Archive for the ‘school’ Category

Noughts and Crosses AI demo for Science Fair events

Monday, May 28th, 2018

A hands-on demo for use at a small STEM event – letting kids train a simple AI system by playing a few games of noughts and crosses.

I prepared an activity for a STEM event in London this week. The idea was to make something for a Science Fair sort of event – where children will be walking past a stand, and might stop for a minute or two to try out an activity.

The objective was to come up with a hands-on demo that would enable a volunteer to talk to the children about machine learning.

As I’ve written it, I thought I’d share it here in case anyone else might find it useful for another event.

Noughts and Crosses

It’s based on the noughts-and-crosses activity that I’ve used before. Kids play noughts-and-crosses against a simple artificial intelligence system. The computer uses a machine learning model to decide where to make it’s moves. And that machine learning model will be trained throughout the event using the moves from every game so far.

Download the instructions here


Starting a Code Club

Thursday, February 20th, 2014

logo This year I started a Code Club at my local primary school.

It’s still early days for me (I’ve only run four sessions of the Club so far) so I’m obviously not an expert on this stuff. But I thought I’d share some of my first impressions as a volunteer.

What is Code Club about?

If you’ve not heard of it before, Code Club is about giving children aged 9 – 11 a chance to try computer programming.

“A nationwide network of volunteer-led after school coding clubs for children aged 9-11”

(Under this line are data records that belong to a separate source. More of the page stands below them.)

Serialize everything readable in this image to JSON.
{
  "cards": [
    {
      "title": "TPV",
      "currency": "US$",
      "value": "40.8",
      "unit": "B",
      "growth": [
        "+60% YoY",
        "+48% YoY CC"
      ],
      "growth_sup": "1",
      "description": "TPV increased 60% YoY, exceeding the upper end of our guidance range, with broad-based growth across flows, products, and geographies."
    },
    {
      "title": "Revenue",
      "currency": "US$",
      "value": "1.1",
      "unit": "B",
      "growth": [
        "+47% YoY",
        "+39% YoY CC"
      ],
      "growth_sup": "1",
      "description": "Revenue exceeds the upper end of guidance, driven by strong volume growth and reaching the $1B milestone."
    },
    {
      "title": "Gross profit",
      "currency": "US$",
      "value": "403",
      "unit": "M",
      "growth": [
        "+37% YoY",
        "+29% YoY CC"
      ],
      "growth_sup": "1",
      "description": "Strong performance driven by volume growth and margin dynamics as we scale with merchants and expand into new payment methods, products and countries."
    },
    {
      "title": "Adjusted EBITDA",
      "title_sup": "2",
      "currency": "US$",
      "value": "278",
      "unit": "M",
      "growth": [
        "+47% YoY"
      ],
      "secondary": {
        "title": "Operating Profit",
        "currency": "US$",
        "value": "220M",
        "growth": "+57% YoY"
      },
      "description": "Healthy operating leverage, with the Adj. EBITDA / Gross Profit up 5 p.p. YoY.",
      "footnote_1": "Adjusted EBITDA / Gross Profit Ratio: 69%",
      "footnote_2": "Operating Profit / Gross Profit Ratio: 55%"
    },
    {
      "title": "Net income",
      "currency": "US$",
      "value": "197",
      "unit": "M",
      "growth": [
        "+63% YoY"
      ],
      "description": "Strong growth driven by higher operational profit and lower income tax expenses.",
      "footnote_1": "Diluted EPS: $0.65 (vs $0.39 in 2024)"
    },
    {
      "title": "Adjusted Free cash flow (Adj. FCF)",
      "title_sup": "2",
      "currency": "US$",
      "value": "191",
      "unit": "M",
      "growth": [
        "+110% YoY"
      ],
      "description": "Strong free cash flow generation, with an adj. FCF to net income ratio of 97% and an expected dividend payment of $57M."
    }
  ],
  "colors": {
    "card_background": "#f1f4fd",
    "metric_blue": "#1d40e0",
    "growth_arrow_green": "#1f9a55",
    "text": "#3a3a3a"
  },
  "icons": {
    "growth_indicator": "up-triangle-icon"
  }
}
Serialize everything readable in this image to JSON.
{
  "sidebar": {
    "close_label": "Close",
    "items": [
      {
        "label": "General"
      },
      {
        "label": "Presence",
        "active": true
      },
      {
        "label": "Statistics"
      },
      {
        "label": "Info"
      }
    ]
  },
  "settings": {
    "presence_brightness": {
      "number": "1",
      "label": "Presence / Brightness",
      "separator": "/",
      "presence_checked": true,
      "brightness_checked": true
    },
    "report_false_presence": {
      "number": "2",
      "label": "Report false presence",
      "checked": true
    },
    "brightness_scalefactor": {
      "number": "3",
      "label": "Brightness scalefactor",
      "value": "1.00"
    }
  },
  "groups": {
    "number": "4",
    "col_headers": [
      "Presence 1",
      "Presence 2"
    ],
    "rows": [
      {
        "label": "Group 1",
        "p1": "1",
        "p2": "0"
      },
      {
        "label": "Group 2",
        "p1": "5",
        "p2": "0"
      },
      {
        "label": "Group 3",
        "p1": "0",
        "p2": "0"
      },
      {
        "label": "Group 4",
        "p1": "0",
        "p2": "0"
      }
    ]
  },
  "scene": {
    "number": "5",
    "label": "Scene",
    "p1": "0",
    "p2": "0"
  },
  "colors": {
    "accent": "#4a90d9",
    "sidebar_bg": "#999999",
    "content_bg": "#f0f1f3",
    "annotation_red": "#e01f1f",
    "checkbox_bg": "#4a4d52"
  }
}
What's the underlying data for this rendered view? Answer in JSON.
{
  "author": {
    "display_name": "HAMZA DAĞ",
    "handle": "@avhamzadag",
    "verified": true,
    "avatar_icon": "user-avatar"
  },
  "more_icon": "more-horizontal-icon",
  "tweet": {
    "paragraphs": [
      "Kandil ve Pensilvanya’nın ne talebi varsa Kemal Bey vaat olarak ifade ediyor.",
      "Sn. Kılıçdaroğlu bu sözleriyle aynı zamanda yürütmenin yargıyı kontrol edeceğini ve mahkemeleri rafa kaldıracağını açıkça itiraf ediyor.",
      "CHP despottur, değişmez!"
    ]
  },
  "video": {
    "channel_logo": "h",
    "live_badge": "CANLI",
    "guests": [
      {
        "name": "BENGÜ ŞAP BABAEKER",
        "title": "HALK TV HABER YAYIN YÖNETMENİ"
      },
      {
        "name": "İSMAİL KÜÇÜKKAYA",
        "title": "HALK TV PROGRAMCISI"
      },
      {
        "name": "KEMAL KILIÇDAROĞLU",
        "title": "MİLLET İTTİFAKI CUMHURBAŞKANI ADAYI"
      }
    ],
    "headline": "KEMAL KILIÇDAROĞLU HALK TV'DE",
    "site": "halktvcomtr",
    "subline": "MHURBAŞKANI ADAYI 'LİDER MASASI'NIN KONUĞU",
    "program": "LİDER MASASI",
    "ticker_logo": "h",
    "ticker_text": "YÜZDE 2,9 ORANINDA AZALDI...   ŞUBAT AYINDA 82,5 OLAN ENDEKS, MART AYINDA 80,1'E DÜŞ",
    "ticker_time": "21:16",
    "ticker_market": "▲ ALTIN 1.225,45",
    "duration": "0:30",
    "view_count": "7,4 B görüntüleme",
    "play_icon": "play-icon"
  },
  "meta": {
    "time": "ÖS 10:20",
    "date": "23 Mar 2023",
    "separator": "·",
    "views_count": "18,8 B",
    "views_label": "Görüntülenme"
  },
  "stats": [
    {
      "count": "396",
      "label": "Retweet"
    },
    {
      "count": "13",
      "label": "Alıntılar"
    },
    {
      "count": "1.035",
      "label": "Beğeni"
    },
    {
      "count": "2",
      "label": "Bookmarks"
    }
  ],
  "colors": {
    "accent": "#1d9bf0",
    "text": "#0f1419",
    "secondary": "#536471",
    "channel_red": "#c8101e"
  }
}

It isn’t something that they normally cover in primary school (in theory, this should all change from September 2014 with Year of Code, but we’ll see how that works out), so Code Club is an attempt to introduce programming in primary school, rather than wait until it gets introduced in Secondary school.


CurrentCost – first impressions

Thursday, May 15th, 2008

CurrentCostCurrentCost has been a bit of a buzz going round Hursley for a few weeks now.

I’ve been resisting the temptation to get involved, because I know how obsessive I get about stuff, and I’m a bit busy at the moment to take on another new obsession!

But last week, I weakened. It was all looking a bit too cool, so I figured I had to give it a go.

I’m a few weeks behind the other guys at Hursley, so I’ve not got much to add that hasn’t already been said yet. Still, I have a few readers from outside the IBM group, so thought I’d share links to posts I’ve been following about what other IBMers have been up to, and add my first impressions.


School Annual Reports are no more

Monday, February 12th, 2007

When I first became a School Governor, one of the first jobs that I got involved with was helping to produce the ‘Annual Report’. I remembered them from when I was at school – every year we would be given a fairly dull but important looking booklet to take home to our parents. It perhaps shouldn’t have been a surprise that compiling these things was the only thing more painful than trying to read one.

But things are different now. Changes made in the Education Act 2005 means that the Governors’ Annual Report is no more, and has been replaced with the School Profile.


Federating is one way to tackle the headteacher shortage

Tuesday, December 12th, 2006

I’ve been wanting to write this post for a few months now, but we’ve had to keep this confidential until we worked out some of the details.

Our school has been looking for a new headteacher since the previous head left 18 months ago. We’ve been through the recruitment process – the advertising, shortlisting and interviewing – five times now. And still, we have not been able to find a head.

We’re not an isolated case – you don’t have to go far to hear stories of headteacher shortages: